### Exercise prompt
Take every line of the material and reproduce it exactly.

### Entries supplied
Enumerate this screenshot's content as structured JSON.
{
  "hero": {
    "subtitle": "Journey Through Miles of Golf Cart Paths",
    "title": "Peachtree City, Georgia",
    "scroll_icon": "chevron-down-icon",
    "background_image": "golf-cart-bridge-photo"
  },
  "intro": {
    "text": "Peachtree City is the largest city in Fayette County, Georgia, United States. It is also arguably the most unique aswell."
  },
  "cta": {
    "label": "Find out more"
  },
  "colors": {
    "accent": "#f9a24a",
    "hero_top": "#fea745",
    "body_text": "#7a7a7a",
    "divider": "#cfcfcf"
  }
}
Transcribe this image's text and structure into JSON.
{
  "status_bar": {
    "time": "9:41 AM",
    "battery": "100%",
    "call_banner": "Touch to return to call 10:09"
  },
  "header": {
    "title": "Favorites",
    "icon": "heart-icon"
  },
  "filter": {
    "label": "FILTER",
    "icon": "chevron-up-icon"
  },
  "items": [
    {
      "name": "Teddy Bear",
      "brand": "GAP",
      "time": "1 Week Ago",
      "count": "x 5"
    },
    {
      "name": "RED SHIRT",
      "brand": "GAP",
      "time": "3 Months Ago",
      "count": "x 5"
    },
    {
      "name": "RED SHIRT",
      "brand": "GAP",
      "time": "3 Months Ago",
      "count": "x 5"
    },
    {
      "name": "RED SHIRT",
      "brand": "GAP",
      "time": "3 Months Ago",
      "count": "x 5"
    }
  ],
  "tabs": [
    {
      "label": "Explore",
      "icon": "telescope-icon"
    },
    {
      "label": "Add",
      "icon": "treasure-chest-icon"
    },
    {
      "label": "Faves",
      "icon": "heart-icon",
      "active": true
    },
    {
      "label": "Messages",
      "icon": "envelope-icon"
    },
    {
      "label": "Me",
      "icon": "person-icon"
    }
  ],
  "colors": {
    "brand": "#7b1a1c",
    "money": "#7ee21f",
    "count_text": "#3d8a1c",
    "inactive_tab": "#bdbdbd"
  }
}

### Solution for this problem
Enumerate this screenshot's content as structured JSON.
{
  "hero": {
    "subtitle": "Journey Through Miles of Golf Cart Paths",
    "title": "Peachtree City, Georgia",
    "scroll_icon": "chevron-down-icon",
    "background_image": "golf-cart-bridge-photo"
  },
  "intro": {
    "text": "Peachtree City is the largest city in Fayette County, Georgia, United States. It is also arguably the most unique aswell."
  },
  "cta": {
    "label": "Find out more"
  },
  "colors": {
    "accent": "#f9a24a",
    "hero_top": "#fea745",
    "body_text": "#7a7a7a",
    "divider": "#cfcfcf"
  }
}
Transcribe this image's text and structure into JSON.
{
  "status_bar": {
    "time": "9:41 AM",
    "battery": "100%",
    "call_banner": "Touch to return to call 10:09"
  },
  "header": {
    "title": "Favorites",
    "icon": "heart-icon"
  },
  "filter": {
    "label": "FILTER",
    "icon": "chevron-up-icon"
  },
  "items": [
    {
      "name": "Teddy Bear",
      "brand": "GAP",
      "time": "1 Week Ago",
      "count": "x 5"
    },
    {
      "name": "RED SHIRT",
      "brand": "GAP",
      "time": "3 Months Ago",
      "count": "x 5"
    },
    {
      "name": "RED SHIRT",
      "brand": "GAP",
      "time": "3 Months Ago",
      "count": "x 5"
    },
    {
      "name": "RED SHIRT",
      "brand": "GAP",
      "time": "3 Months Ago",
      "count": "x 5"
    }
  ],
  "tabs": [
    {
      "label": "Explore",
      "icon": "telescope-icon"
    },
    {
      "label": "Add",
      "icon": "treasure-chest-icon"
    },
    {
      "label": "Faves",
      "icon": "heart-icon",
      "active": true
    },
    {
      "label": "Messages",
      "icon": "envelope-icon"
    },
    {
      "label": "Me",
      "icon": "person-icon"
    }
  ],
  "colors": {
    "brand": "#7b1a1c",
    "money": "#7ee21f",
    "count_text": "#3d8a1c",
    "inactive_tab": "#bdbdbd"
  }
}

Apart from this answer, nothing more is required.